Trust me, none of us moved to Las Vegas specifically to raise a family. Most of us came here in search of some personal goal. Maybe the plan was to become a star or major talent dancer, musician or magician. Maybe it was to make a killing in the once-booming economy. There are lots of good reasons to move to the City That Never Sleeps, but I’ve never heard anyone say they chose Vegas because it is the ideal place to raise a family.
Among the challenges for families in this 24-hour town are its transient nature and work schedules that interfere with school activities and recreational outings. Then there’s the summer heat, which means outdoor activities have to be scheduled early in the day. Video games and movies are fine in their place, but kids need outdoor fun, and that can be hard to find in Vegas, even in cooler weather. After all, Las Vegas is mainly suburbs – neighborhoods with block walls and sidewalks – and the small neighborhood parks and sidewalks don’t offer enough open spaces for the kids to play and explore.
For these reasons, and others related to the slowing of the economy, some Las Vegans have given thought to relocating to other cities to raise their families in an environment with a better balance of work and play. I say, “Hold on a minute.” There are many great places for families to play both inside and outside the city limits. Before you pack your bags, pack up the kids and a picnic and head out to explore more of the Las Vegas Valley.
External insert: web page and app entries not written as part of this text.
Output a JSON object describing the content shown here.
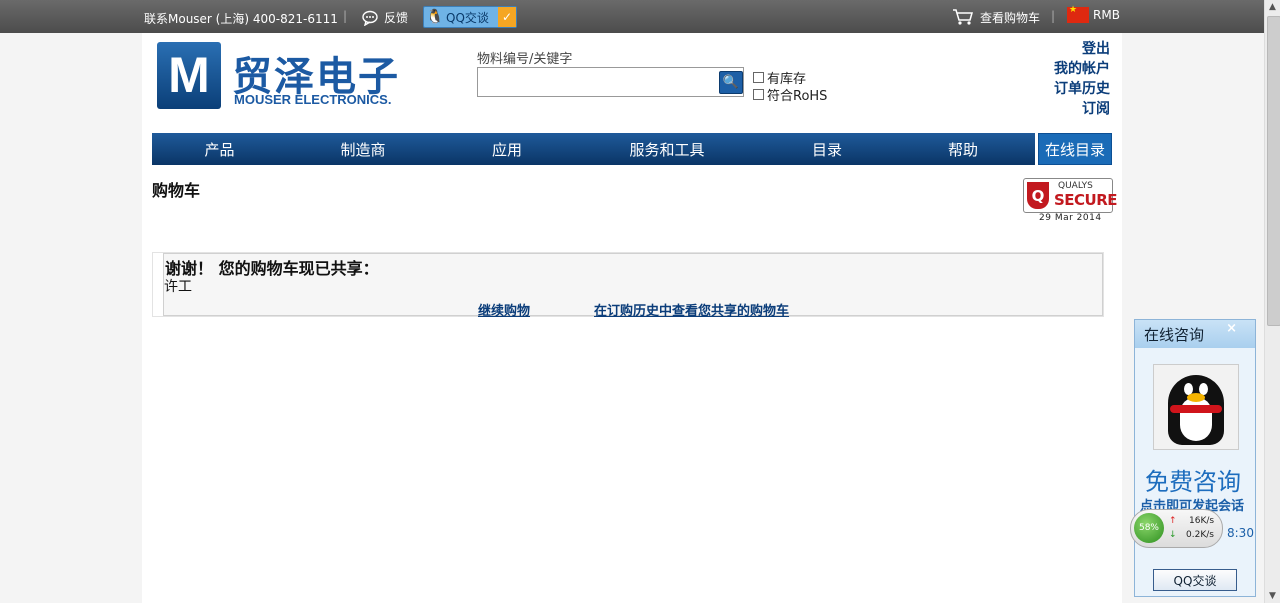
{
  "topbar": {
    "contact": "联系Mouser (上海)  400-821-6111",
    "separator": "|",
    "feedback": "反馈",
    "qq_chat": "QQ交谈",
    "view_cart": "查看购物车",
    "currency": "RMB"
  },
  "header": {
    "logo_letter": "M",
    "logo_cn": "贸泽电子",
    "logo_en": "MOUSER ELECTRONICS.",
    "search_label": "物料编号/关键字",
    "search_value": "",
    "in_stock": "有库存",
    "rohs": "符合RoHS",
    "account_links": [
      "登出",
      "我的帐户",
      "订单历史",
      "订阅"
    ]
  },
  "nav": {
    "items": [
      "产品",
      "制造商",
      "应用",
      "服务和工具",
      "目录",
      "帮助"
    ],
    "online_catalog": "在线目录"
  },
  "main": {
    "title": "购物车",
    "badge_top": "QUALYS",
    "badge_main": "SECURE",
    "badge_date": "29 Mar 2014",
    "message": "谢谢！ 您的购物车现已共享：",
    "shared_with": "许工",
    "continue_shopping": "继续购物",
    "view_in_history": "在订购历史中查看您共享的购物车"
  },
  "chat_widget": {
    "title": "在线咨询",
    "close": "×",
    "free": "免费咨询",
    "prompt": "点击即可发起会话",
    "time": "8:30",
    "button": "QQ交谈"
  },
  "speed_meter": {
    "percent": "58%",
    "upload": "16K/s",
    "download": "0.2K/s"
  },
  "colors": {
    "brand_blue": "#1c5aa3",
    "nav_blue": "#0a3566",
    "link_blue": "#0b3d7a"
  }
}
Over the years, I have become a fan of some new and expanded parks that address family needs for fun and exercise, such as Wetlands Park, Springs Preserve, Sunset Park, Lorenzi Park and Floyd Lamb State Park. These large parks create open space for families to walk and picnic. Red Rock Canyon National Conservation Area, Spring Mountain Ranch State Park and Bonnie Springs/Old Nevada are all close to home. Mount Charleston, Lee Canyon and Lake Mead National Recreation Area all offer additional options for desert outings within an hour’s drive for families that want to get back to nature. Farther away are the Valley of Fire State Park, the Colorado River, Ash Meadows National Wildlife Refuge and Death Valley National Park – all excellent destinations for families who want a change from the glitz-and-glam on the Strip.
Near the top of the list of unique winter destinations for families is Valley of Fire, which has majestic sandstone formations, excellent trails, picnic areas and petroglyphs. Kids enjoy the short trail to Mouse’s Tank, the last hiding place of the notorious renegade Indian known as Mouse. To the west, Death Valley offers wide-open desert and fascinating history, including Scotty’s Castle, a 1930s ranch house named for an upstart caretaker who made a local name for himself spinning crazy tales of a gold mine bonanza. The house is an amazing contribution to early 20th-century architecture; kids like the homemade swamp cooler, the indoor waterfall in the living room and the vintage theater organ in the upstairs music room. Ash Meadows, 90 miles northeast of Las Vegas, makes another excellent day trip, offering warm, geothermal creeks and family-friendly walkways. Kids like to visit the small cabin where Jack Longstreet, a notorious horse rustler and outlaw, lived.
Any car trip into the desert past will stir questions about plants, animals and bird life, ecology, mining and a myriad of other topics. What a wonderful way to explore nature together with your family or friends.
Taking time to connect in these unique desert settings is special and timeless. The Las Vegas Valley is part of the Great American West, so get out and blaze a new trail with your family. The cowboys and Indians are gone, but wide-open spaces await you.
Go ahead, leave Las Vegas with your family. Just remember to drive back home under the huge, starlit desert sky in time to catch the night lights of the Jewel in the Desert – Las Vegas.